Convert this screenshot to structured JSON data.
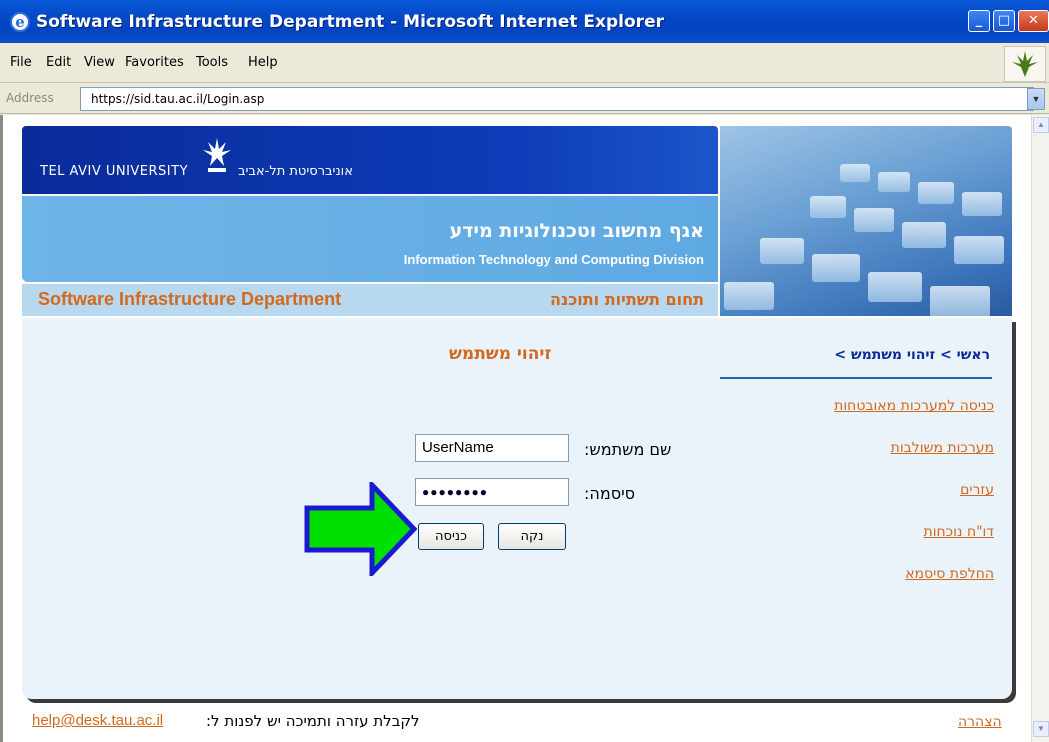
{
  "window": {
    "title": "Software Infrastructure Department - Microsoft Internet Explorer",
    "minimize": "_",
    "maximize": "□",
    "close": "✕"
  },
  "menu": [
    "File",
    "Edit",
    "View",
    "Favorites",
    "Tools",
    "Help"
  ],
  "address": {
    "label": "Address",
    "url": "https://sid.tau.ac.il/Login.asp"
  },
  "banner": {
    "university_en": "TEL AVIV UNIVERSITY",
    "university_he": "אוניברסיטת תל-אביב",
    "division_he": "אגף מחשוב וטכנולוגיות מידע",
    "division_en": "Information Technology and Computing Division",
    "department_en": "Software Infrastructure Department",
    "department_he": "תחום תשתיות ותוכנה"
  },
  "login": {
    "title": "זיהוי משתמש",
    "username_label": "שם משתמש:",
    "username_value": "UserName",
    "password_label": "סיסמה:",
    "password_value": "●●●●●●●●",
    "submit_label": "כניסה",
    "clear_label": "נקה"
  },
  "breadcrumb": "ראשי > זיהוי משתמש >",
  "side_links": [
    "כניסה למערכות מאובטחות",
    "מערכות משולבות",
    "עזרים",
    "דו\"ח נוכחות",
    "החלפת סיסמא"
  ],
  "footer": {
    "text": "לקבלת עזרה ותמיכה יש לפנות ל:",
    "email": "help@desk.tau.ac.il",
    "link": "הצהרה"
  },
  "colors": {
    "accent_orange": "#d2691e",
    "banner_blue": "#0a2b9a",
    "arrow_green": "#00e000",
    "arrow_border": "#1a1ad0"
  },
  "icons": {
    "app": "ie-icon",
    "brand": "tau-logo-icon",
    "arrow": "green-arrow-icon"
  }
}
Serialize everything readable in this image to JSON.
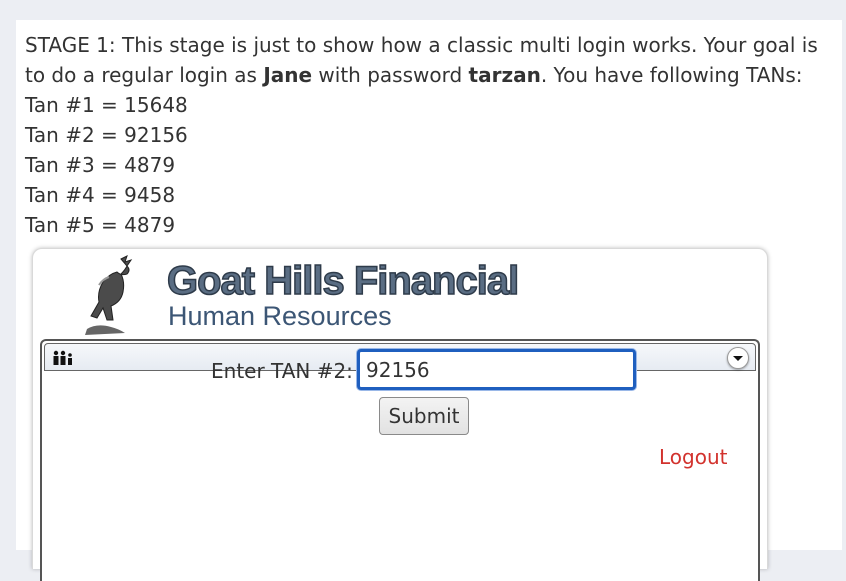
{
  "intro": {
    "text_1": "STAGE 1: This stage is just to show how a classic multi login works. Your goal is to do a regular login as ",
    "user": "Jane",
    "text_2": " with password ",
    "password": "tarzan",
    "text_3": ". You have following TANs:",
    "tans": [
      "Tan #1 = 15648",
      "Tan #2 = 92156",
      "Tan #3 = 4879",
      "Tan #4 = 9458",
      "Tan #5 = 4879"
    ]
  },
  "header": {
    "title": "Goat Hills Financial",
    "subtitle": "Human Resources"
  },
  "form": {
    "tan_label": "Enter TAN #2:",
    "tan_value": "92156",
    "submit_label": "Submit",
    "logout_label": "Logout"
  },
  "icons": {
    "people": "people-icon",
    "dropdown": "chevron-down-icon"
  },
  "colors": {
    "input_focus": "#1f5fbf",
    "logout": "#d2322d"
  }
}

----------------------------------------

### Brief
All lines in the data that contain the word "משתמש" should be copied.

### Answer area
    "title": "זיהוי משתמש",
    "username_label": "שם משתמש:",
  "breadcrumb": "ראשי > זיהוי משתמש >",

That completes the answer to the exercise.